Individual Participation in Standards Setting: Role, Influence, and Motivation

Individual Participation in Standards Setting: Role, Influence, and Motivation

Jonas Lundsten, Jesper Mayntz Paasch
Copyright: © 2020 |Pages: 21
DOI: 10.4018/978-1-7998-2181-6.ch004
(Individual Chapters)
No Current Special Offers


Since standardization is essential and additionally has organizational effects, studying motivation for participating in the standardization processes is important. A phenomenological study of descriptions made by individual participants in project teams for geographical information at the Swedish Standards Institute, SIS, was conducted 2016-2017. The study indicated that participants were motivated, but there were different motivators depending on the participants' differing contexts. For most participants, the main personal meaningful goal was to be at the forefront of development. For participants employed by organizations with frequent interactions with stakeholders, the main personal meaningful goal was to satisfy the stakeholders' needs. This study also showed that several members felt that they do not have sufficient time for working with standardization asks due to the fact that their daily work in their organizations often has higher priority in relation to standardization work. This may slow down the development of standards and other publications due to lack of resources.
Chapter Preview

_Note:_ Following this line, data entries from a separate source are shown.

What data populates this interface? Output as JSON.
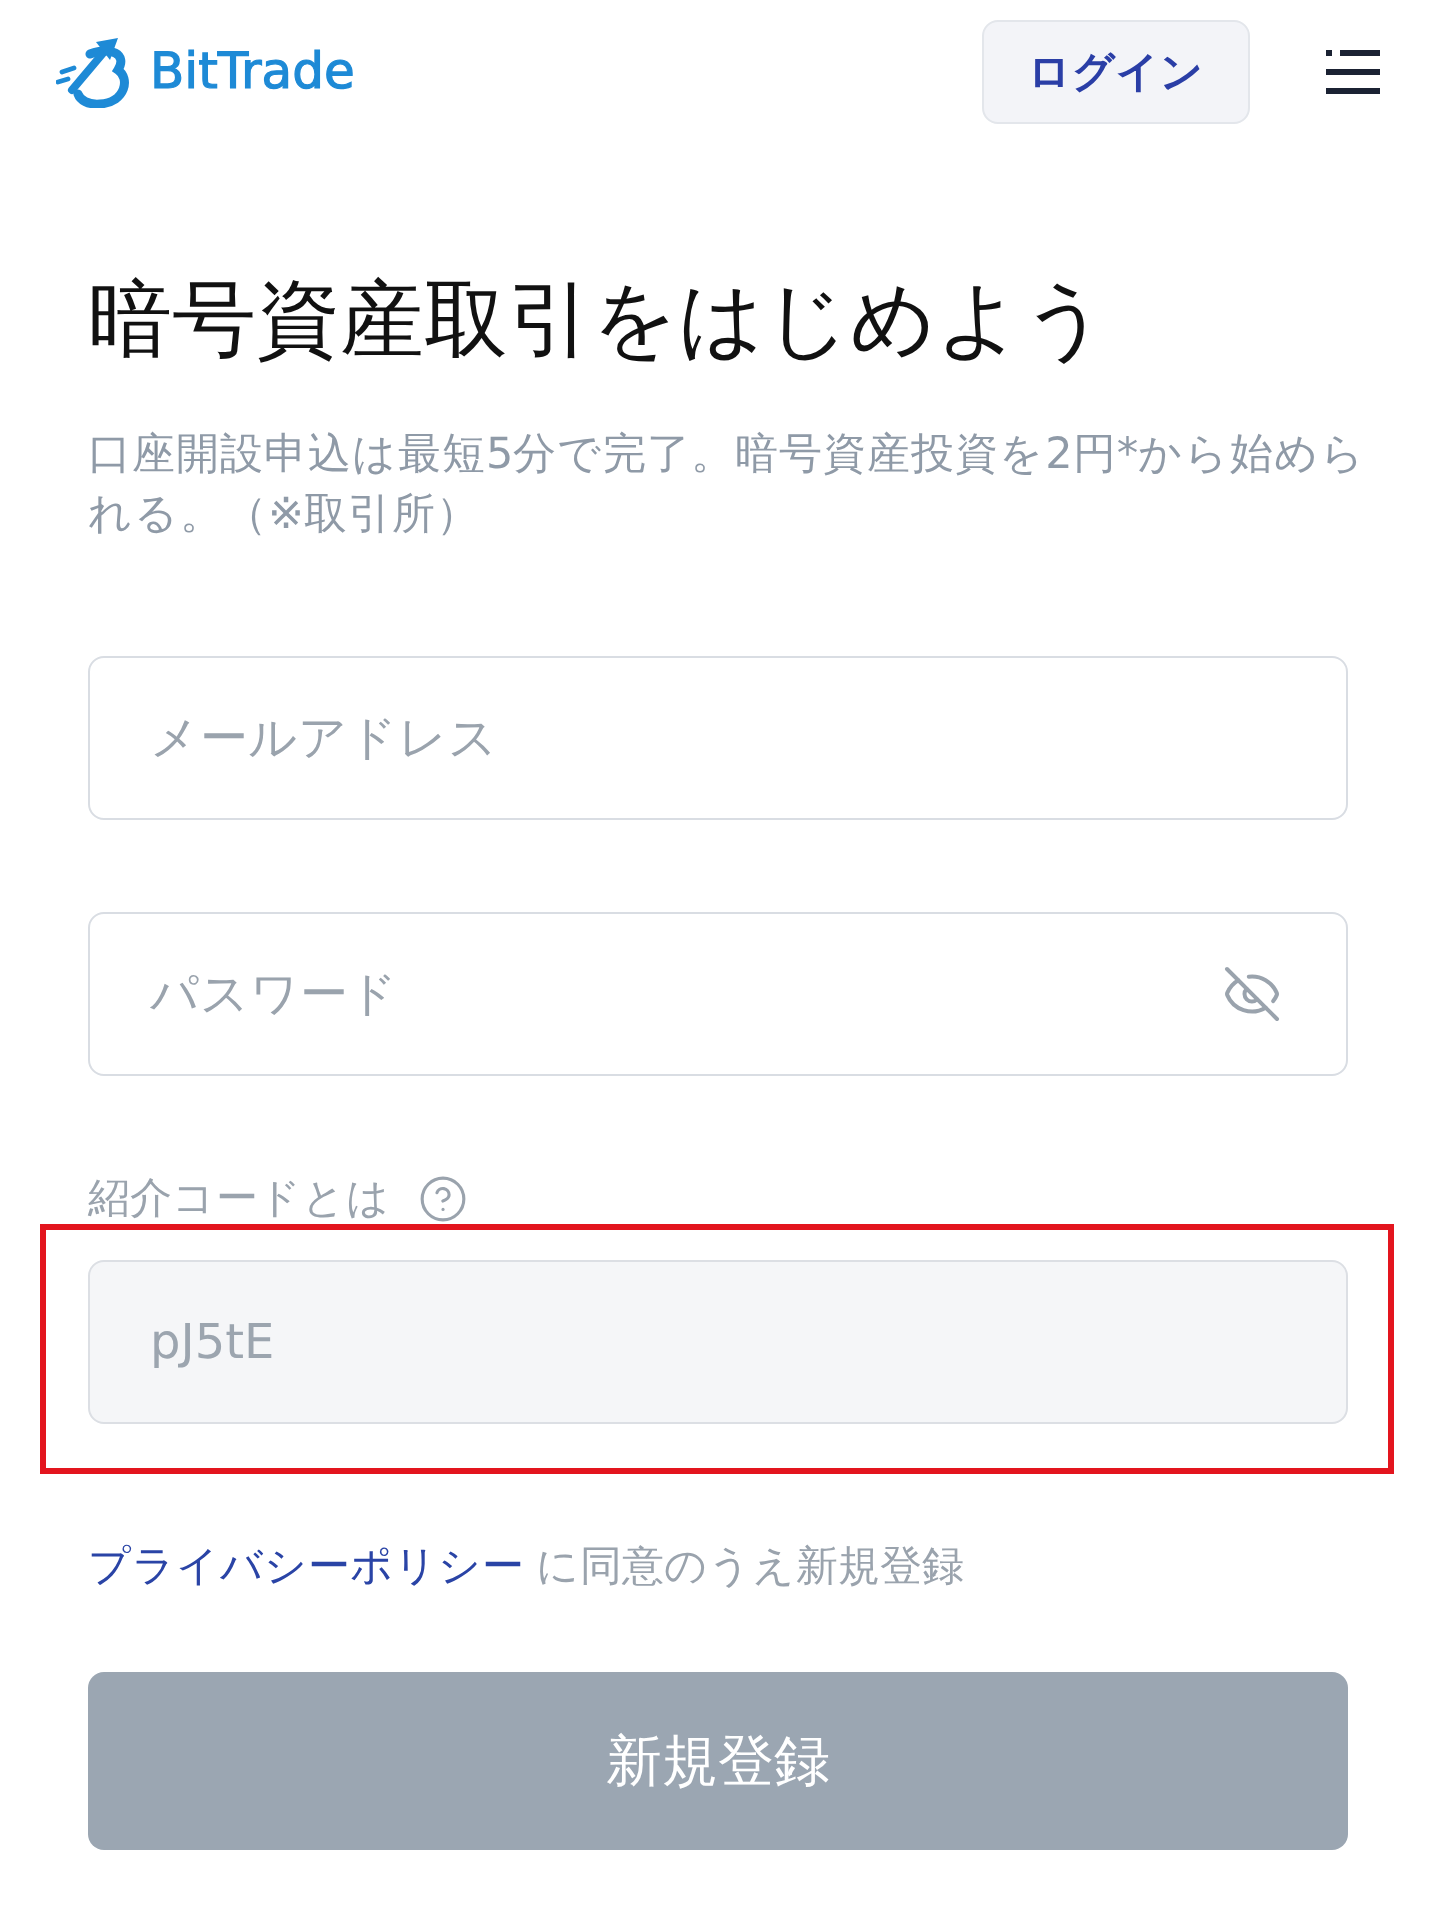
{
  "header": {
    "logo_text": "BitTrade",
    "login_button": "ログイン"
  },
  "title": "暗号資産取引をはじめよう",
  "intro": "口座開設申込は最短5分で完了。暗号資産投資を2円*から始められる。（※取引所）",
  "fields": [
    {
      "kind": "email",
      "placeholder": "メールアドレス"
    },
    {
      "kind": "password",
      "placeholder": "パスワード",
      "masked": true
    }
  ],
  "referral": {
    "label": "紹介コードとは",
    "value": "pJ5tE",
    "disabled": true,
    "highlighted": true
  },
  "consent": {
    "link": "プライバシーポリシー",
    "text": "に同意のうえ新規登録"
  },
  "submit": {
    "label": "新規登録",
    "disabled": true
  }
}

This chapter explores motives for individual participation in formal standardization processes for geographic information in Sweden and is a continuation of research presented in Lundsten and Paasch (2017; 2018; 2019). Geographic information and geodata are common terms for information describing the physical world around us,for example buildings, roads, forests and features related to location, for example administrative boundaries.

Participation in a formal standardization process may require huge resources from the participants (Riillo, 2013). However, standards are not “trade secrets”, but available for anyone, such as competitors, for a fee charged by the standardization body. The motives for participation do therefore not rely on the protection of ideas for the companies involved. A motive can also be to share technical and/or strategic knowledge and/or access to markets (Bild & Mangelsdorf, 2016; Riillo, 2013), thereby gaining either technical and/or economic advantages.

Geographical information has gained much interest during the last decades due to increased

use and exchange of digital data (“maps”) describing physical and administrative features. Standards and related documents, such as specifications and code lists, play an important part in this.

The benefits of standardization in the field of geographic information are well known and the development of formal standards have in Sweden been in focus for several years, e.g. by public and private stakeholders participating in technical committees, TC, at the Swedish Standards Institute, SIS, for more than two decades. Examples are Lantmäteriet [the Swedish mapping, cadastral and land registration authority], Trafikverket [the National Transport Administration] which have been involved in formal standardization since the late 1980-ies, being part of a national initiative concerning a standardization programme for geographic information at the Swedish Standards Institute.

There is a long tradition for implementing international standards for geographical information and to develop national standards when international standards are not available. Examples are the International Organization for Standardization’s [ISO] 19100 series of standards for geographical information, which, among other things, specify how to describe geographic information (ISO, 2014) which has been implemented as a Swedish standard (Swedish Standards Institute [SIS], 2014) and the nationally developed Swedish standards for application schemas for municipal zoning plans, SS 637040:2016 (SIS, 2016) and road and railway networks, SS 637004:2009 (SIS, 2009). Sweden has recently adopted a national strategy for advanced cooperation for open and usable geographic information via e-services (Lantmäteriet, 2016). The strategy state, among other things, that the use of standards is of major importance for achieving an effective infrastructure for, among others, data exchange, digitization of public administration, more effective social planning processes, defense and civil contingencies. Standards are in other words an important part of the nation’s “invisible infrastructure”, a term coined a decade ago by the Swedish government in regard to increased cooperation concerning IT standardization in the public sector (Swedish government, 2007).

Key Terms in this Chapter

Motivation: Peoples’ striving for satisfaction of psychological or material needs.

Geographic information: Information describing geographical features, such as coastlines, buildings and boundaries. Also called geospatial information.

Standardization Institute: Organization responsible for national standardization. Often (part) financed by the government.

Organizational Routine: Behaviors that are repeatedly performed by multiple individuals.

Complete Chapter List

Search this Book: